A very warm welcome, but the devil will be in the detail - and the implementation.
That is how small companies and small firm experts have reacted to the coalition government's policies that affect the small business sector.
Outlined as part of the general priorities of the new Conservative-Liberal Democrat administration, there are a wealth of proposals that - at least on paper - will make life easier for small firms.
The policies range from a commitment to reduce regulation, increase workplace flexibility, make it easier for people to set up new firms and boost the opportunities for small businesses to bid for public sector contracts.
On a more fiscal note, the new government is to carry out a review of all small business taxation, and has pledged to make small business rate relief automatic in England, reduce corporate tax in general, and increase employers' National Insurance contribution thresholds.
"These are enormously beneficial policies," said Brian Morgan, director of the University of Wales Institute Cardiff's Creative Leadership and Enterprise Centre.
"The plan to reduce unnecessary regulation is excellent, and something that I have been saying for years is absolutely vital.
"If only half of these polices are implemented, it will give enterprise and wealth creation in Wales and the UK as a whole a major, major boost."
Louisa Sheppy, owner of Somerset-based traditional cider company Sheppy's Cider, said she most welcomed the commitment to cut red tape and small business taxation.
"Any small business would welcome a reduction in the regulations that make our lives more complicated and prevent us from getting on with our daily work," she said.
"And lower taxes would mean us having more money to invest back into the business."
Agreeing that we'll all have to wait and see if all the policies are implemented, she also welcomed the government's pledge to ban the sale of below cost alcohol.
"This doesn't directly affect small producers like us, as we can never hope to compete with the big players on cost - nor would we want to," she said.
"But for the drinks industry in general, it is never appropriate to sell alcoholic drinks below cost price - we have to always be decent and respectable."
Serial entrepreneur Doug Richard, a former panel member on the BBC's Dragons' Den business TV show, sid he was particularly pleased with the commitment to speed up the time it takes to fill in and process the necessary forms to start up a new company.
"This sends out a very clear signal that the new government wants to be as pro-business as possible, this is a very meaningful goal," said Mr Richard, who runs business support organisation School for Startups.
"Hopefully the new government recognises that small firms can grow both productivity and new job creation much faster than large companies."
However, Mr Richard cautioned that a lot of the government's policies "are promote and review, not act".
"They are statements of good intention, so we'll have to wait and see," he added.

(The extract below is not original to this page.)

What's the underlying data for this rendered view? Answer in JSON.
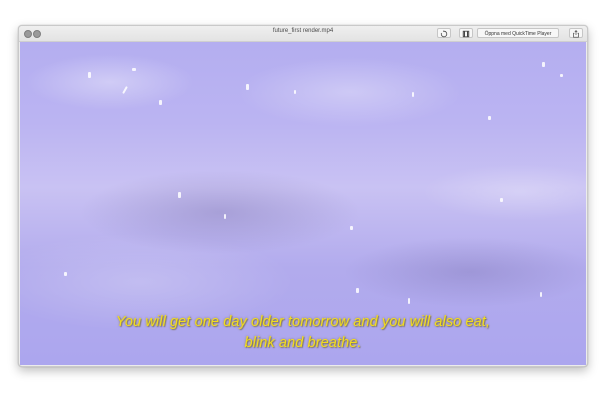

"But as the government is in its honeymoon period, I think we should take them in the spirit in which they are intended."
Arnab Basu, chief executive of Durham-based hi-tech small firm Kromek - which makes 3D X-ray machines - said he most welcomed the pledge to not "gold plate" or add to Europe-wide regulations.
"I've very encouraged to see the government outlining a more flexible approach to EU-wide regulation, so that UK firms are not disadvantaged, he said.
"As a country, we need to be more flexible to apply our own discretion."
Mr Basu also said he was pleased with the policies the former Labour government had put in place to make investing in hi-tech firms as tax efficient as possible, and hoped the new government would continue and extend this.
"I'm looking forward to seeing how things pan out under the new administration," added Mr Basu, who is the current Ernst & Young UK young entrepreneur of the year.
Russell Lawson, a spokesman for the Federation of Small Businesses, also hailed the commitment not to "gold plate" EU regulations, saying the UK has long had "a tendency to over-implement European legislation".
He also welcomed the plans to reduce regulation and cut the tax burden on small firms.
"A cut in national insurance contributions would encourage small businesses to take on more staff and grow their firms," he said.
"Small firms can help strengthen economic recovery if they are given a chance to grow and flourish."